Calcium is a silvery white alkaline earth metal that oxidized very quickly in air.
|Specific weight at 20 °C||1.53 g/cm3|
|Melting point||850 °C|
|Boiling point||1350 °C|
|Melting heat||326 kJ/kg|
|Specific thermal capacity at 20 °C||0.65 kJ/(kg·K)|
|Thermal conductivity||201 kJ/(m·K)|
|Therm. coefficient for linear expansion Coefficient for linear expansion||22·10-6/K|
Calcium in steel
Calcium and iron are completely insoluble within each other. Sources that report of traces of this element present in steel, probably only refer to non-metallic inclusions. Calcium has a lower melting point than iron and displays relatively high vapor pressure levels at temperatures as low as 850 °C so that addition of calcium to molten steel involves great difficulties. Moreover, calcium is extremely reactive and easily combines with oxygen, nitrogen, hydrogen, the halogen elements, carbon, silicon, and many other elements.
Therefore it is common practice to introduce calcium to a steel bath in the form of alloys, e.g. with silicon, manganese, and iron (see Ferro-alloy, Master alloy). Calcium-silicon is added to steel for deoxidation purposes. The deoxidation products rise to the surface and merge into the slag. The effect is that less and more harmless inclusions remain in the steel bath than with deoxidation using pure aluminum, silicon, or the like. The higher level of purity in steel deoxidized using calcium-silicon leads to improved mechanical properties.
Addition of calcium lowers the sulfur content, provided that the reducing conditions are maintained. In order to achieve good results, the addition of calcium to steel must be performed under strict compliance with prerequisites.

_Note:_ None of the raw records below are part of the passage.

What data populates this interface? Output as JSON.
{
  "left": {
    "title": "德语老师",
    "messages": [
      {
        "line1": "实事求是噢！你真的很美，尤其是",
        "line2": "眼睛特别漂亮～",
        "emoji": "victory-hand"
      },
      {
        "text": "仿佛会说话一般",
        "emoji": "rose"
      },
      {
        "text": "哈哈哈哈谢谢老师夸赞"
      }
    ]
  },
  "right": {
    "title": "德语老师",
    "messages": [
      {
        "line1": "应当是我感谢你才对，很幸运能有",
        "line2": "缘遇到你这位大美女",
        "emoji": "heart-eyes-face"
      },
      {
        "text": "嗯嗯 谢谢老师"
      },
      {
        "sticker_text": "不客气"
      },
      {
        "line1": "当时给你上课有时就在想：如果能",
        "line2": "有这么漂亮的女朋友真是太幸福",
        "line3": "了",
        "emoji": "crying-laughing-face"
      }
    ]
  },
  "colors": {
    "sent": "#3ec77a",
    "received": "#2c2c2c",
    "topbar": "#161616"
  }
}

Ground calcium-silicon is added to the deoxidation and desulfurization slag towards the end of the process. It is also added to non-corroding and other low-carbon steel types for slag reduction and as deoxidation agent.
In steels that have been treated with silicon, aluminum, or other deoxidation agents, addition of calcium can influence the type and distribution of non-metallic inclusions. Addition of 0.05 to 0.1 % Ca impedes formation of inclusions of eutectic nature at the grain boundaries. In this case, calcium is used in the form of calcium-silicon.
Calcium in cast iron
Cast iron in general does not contain calcium. If addition of large amounts of calcium is intended, special equipment must be used. A number of desulfurization processes take advantage of the fact that calcium has great affinity towards sulfur. With these processes, calcium is added as a metal, as calcium carbide or in the form of lime. Similar to magnesium, calcium also promotes formation of nodular graphite (see Nodular graphite cast iron). Some silicon-containing inocula (s. Inoculation) also contain calcium, which has a postive effect on nucleation conditions.